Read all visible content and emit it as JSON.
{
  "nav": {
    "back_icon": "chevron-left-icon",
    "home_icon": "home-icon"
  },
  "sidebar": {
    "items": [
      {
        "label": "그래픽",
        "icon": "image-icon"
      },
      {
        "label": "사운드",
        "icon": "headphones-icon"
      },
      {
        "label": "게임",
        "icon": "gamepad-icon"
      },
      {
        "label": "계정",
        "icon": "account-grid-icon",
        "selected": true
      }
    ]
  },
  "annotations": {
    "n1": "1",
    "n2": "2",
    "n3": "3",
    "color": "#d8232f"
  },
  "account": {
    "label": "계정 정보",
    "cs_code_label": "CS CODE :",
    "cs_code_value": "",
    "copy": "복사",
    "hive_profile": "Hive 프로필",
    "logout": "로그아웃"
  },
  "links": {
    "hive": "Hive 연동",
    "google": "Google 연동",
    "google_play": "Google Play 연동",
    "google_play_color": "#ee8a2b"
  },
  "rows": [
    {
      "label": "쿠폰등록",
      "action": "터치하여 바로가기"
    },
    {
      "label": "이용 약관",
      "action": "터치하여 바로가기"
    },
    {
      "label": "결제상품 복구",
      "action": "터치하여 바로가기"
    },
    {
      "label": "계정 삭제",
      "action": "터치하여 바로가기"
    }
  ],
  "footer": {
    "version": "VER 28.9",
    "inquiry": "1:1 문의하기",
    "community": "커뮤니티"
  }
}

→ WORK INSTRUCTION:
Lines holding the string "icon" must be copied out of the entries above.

→ TASK RESPONSE:
    "back_icon": "chevron-left-icon",
    "home_icon": "home-icon"
        "icon": "image-icon"
        "icon": "headphones-icon"
        "icon": "gamepad-icon"
        "icon": "account-grid-icon",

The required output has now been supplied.